==== Dataset excerpts

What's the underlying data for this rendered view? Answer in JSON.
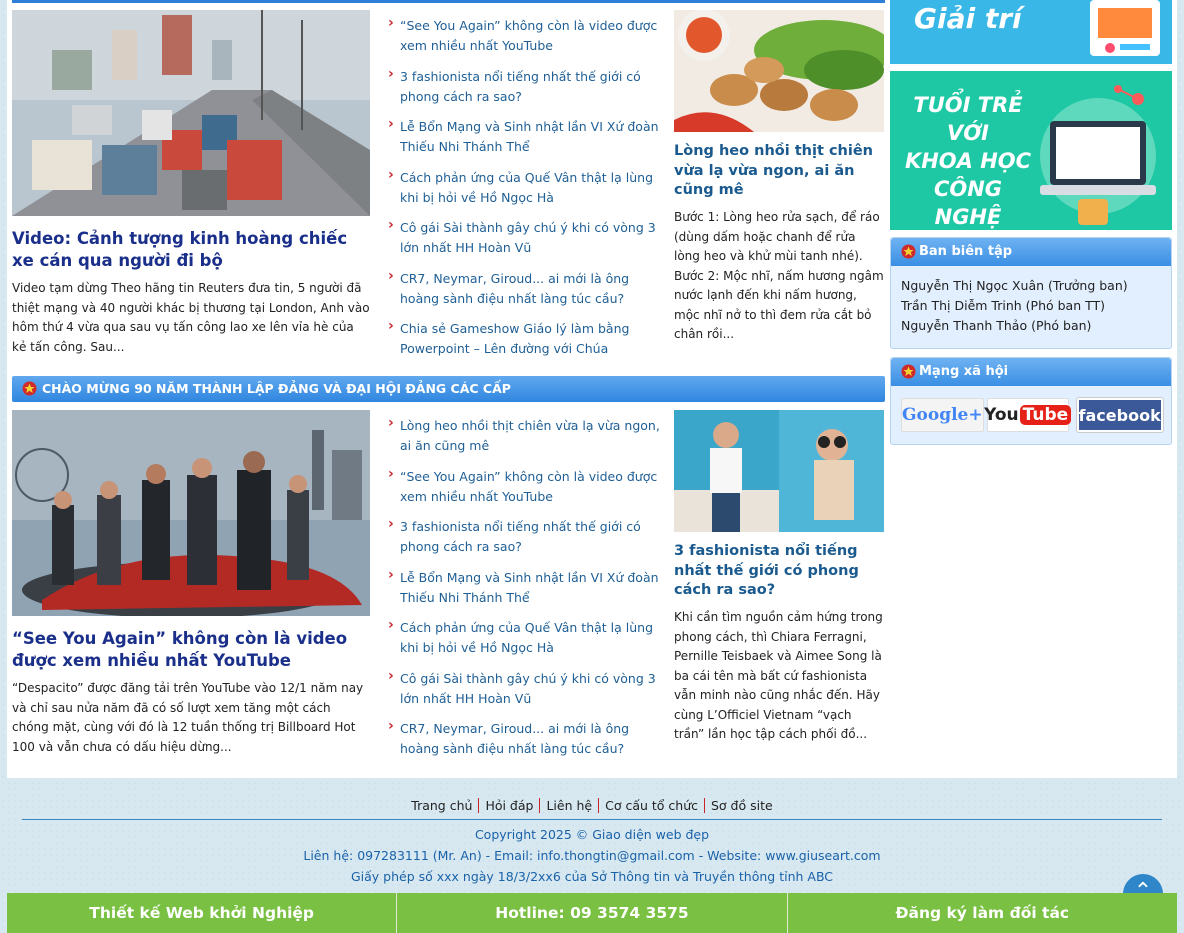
{
  "section1": {
    "featured": {
      "title": "Video: Cảnh tượng kinh hoàng chiếc xe cán qua người đi bộ",
      "desc": "Video tạm dừng Theo hãng tin Reuters đưa tin, 5 người đã thiệt mạng và 40 người khác bị thương tại London, Anh vào hôm thứ 4 vừa qua sau vụ tấn công lao xe lên vỉa hè của kẻ tấn công. Sau..."
    },
    "links": [
      "“See You Again” không còn là video được xem nhiều nhất YouTube",
      "3 fashionista nổi tiếng nhất thế giới có phong cách ra sao?",
      "Lễ Bổn Mạng và Sinh nhật lần VI Xứ đoàn Thiếu Nhi Thánh Thể",
      "Cách phản ứng của Quế Vân thật lạ lùng khi bị hỏi về Hồ Ngọc Hà",
      "Cô gái Sài thành gây chú ý khi có vòng 3 lớn nhất HH Hoàn Vũ",
      "CR7, Neymar, Giroud... ai mới là ông hoàng sành điệu nhất làng túc cầu?",
      "Chia sẻ Gameshow Giáo lý làm bằng Powerpoint – Lên đường với Chúa"
    ],
    "side": {
      "title": "Lòng heo nhồi thịt chiên vừa lạ vừa ngon, ai ăn cũng mê",
      "desc": "Bước 1: Lòng heo rửa sạch, để ráo (dùng dấm hoặc chanh để rửa lòng heo và khử mùi tanh nhé). Bước 2: Mộc nhĩ, nấm hương ngâm nước lạnh đến khi nấm hương, mộc nhĩ nở to thì đem rửa cắt bỏ chân rồi..."
    }
  },
  "section2": {
    "category": "CHÀO MỪNG 90 NĂM THÀNH LẬP ĐẢNG VÀ ĐẠI HỘI ĐẢNG CÁC CẤP",
    "featured": {
      "title": "“See You Again” không còn là video được xem nhiều nhất YouTube",
      "desc": "“Despacito” được đăng tải trên YouTube vào 12/1 năm nay và chỉ sau nửa năm đã có số lượt xem tăng một cách chóng mặt, cùng với đó là 12 tuần thống trị Billboard Hot 100 và vẫn chưa có dấu hiệu dừng..."
    },
    "links": [
      "Lòng heo nhồi thịt chiên vừa lạ vừa ngon, ai ăn cũng mê",
      "“See You Again” không còn là video được xem nhiều nhất YouTube",
      "3 fashionista nổi tiếng nhất thế giới có phong cách ra sao?",
      "Lễ Bổn Mạng và Sinh nhật lần VI Xứ đoàn Thiếu Nhi Thánh Thể",
      "Cách phản ứng của Quế Vân thật lạ lùng khi bị hỏi về Hồ Ngọc Hà",
      "Cô gái Sài thành gây chú ý khi có vòng 3 lớn nhất HH Hoàn Vũ",
      "CR7, Neymar, Giroud... ai mới là ông hoàng sành điệu nhất làng túc cầu?"
    ],
    "side": {
      "title": "3 fashionista nổi tiếng nhất thế giới có phong cách ra sao?",
      "desc": "Khi cần tìm nguồn cảm hứng trong phong cách, thì Chiara Ferragni, Pernille Teisbaek và Aimee Song là ba cái tên mà bất cứ fashionista vẫn minh nào cũng nhắc đến. Hãy cùng L’Officiel Vietnam “vạch trần” lần học tập cách phối đồ..."
    }
  },
  "sidebar": {
    "banner1_text": "Giải trí",
    "banner2_lines": [
      "TUỔI TRẺ",
      "VỚI",
      "KHOA HỌC",
      "CÔNG NGHỆ"
    ],
    "editors_title": "Ban biên tập",
    "editors": [
      "Nguyễn Thị Ngọc Xuân (Trưởng ban)",
      "Trần Thị Diễm Trinh (Phó ban TT)",
      "Nguyễn Thanh Thảo (Phó ban)"
    ],
    "social_title": "Mạng xã hội",
    "social": {
      "google": "Google+",
      "youtube_you": "You",
      "youtube_tube": "Tube",
      "facebook": "facebook"
    }
  },
  "footer": {
    "links": [
      "Trang chủ",
      "Hỏi đáp",
      "Liên hệ",
      "Cơ cấu tổ chức",
      "Sơ đồ site"
    ],
    "copyright": "Copyright 2025 © Giao diện web đẹp",
    "contact": "Liên hệ: 097283111 (Mr. An) - Email: info.thongtin@gmail.com - Website: www.giuseart.com",
    "license": "Giấy phép số xxx ngày 18/3/2xx6 của Sở Thông tin và Truyền thông tỉnh ABC",
    "bottom_bar": [
      "Thiết kế Web khởi Nghiệp",
      "Hotline: 09 3574 3575",
      "Đăng ký làm đối tác"
    ]
  },
  "colors": {
    "accent": "#2f86e0",
    "link": "#1f5f95",
    "title": "#1a2f8a",
    "cta": "#7ac143",
    "bullet": "#c9252b"
  }
}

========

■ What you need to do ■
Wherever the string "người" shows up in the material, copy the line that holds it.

■ Result of the exercise ■
      "title": "Video: Cảnh tượng kinh hoàng chiếc xe cán qua người đi bộ",
      "desc": "Video tạm dừng Theo hãng tin Reuters đưa tin, 5 người đã thiệt mạng và 40 người khác bị thương tại London, Anh vào hôm thứ 4 vừa qua sau vụ tấn công lao xe lên vỉa hè của kẻ tấn công. Sau..."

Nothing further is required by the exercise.